» **Problem to solve**
The listing below is to be copied in full, line by line.

» **Excerpted data**
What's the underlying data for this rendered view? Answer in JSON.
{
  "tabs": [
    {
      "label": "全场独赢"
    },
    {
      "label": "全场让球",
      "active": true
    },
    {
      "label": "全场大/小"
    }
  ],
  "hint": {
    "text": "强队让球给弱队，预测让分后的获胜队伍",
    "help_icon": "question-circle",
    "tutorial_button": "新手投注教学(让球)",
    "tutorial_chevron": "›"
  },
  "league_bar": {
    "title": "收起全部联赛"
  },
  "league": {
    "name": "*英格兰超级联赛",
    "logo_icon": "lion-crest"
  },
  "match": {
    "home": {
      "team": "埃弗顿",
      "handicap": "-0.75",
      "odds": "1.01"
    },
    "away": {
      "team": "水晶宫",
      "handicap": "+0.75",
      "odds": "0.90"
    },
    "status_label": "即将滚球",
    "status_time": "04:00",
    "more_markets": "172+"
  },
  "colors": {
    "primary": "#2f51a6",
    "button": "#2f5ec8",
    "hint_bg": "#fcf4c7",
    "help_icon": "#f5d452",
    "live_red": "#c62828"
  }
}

» **Written response**
What's the underlying data for this rendered view? Answer in JSON.
{
  "tabs": [
    {
      "label": "全场独赢"
    },
    {
      "label": "全场让球",
      "active": true
    },
    {
      "label": "全场大/小"
    }
  ],
  "hint": {
    "text": "强队让球给弱队，预测让分后的获胜队伍",
    "help_icon": "question-circle",
    "tutorial_button": "新手投注教学(让球)",
    "tutorial_chevron": "›"
  },
  "league_bar": {
    "title": "收起全部联赛"
  },
  "league": {
    "name": "*英格兰超级联赛",
    "logo_icon": "lion-crest"
  },
  "match": {
    "home": {
      "team": "埃弗顿",
      "handicap": "-0.75",
      "odds": "1.01"
    },
    "away": {
      "team": "水晶宫",
      "handicap": "+0.75",
      "odds": "0.90"
    },
    "status_label": "即将滚球",
    "status_time": "04:00",
    "more_markets": "172+"
  },
  "colors": {
    "primary": "#2f51a6",
    "button": "#2f5ec8",
    "hint_bg": "#fcf4c7",
    "help_icon": "#f5d452",
    "live_red": "#c62828"
  }
}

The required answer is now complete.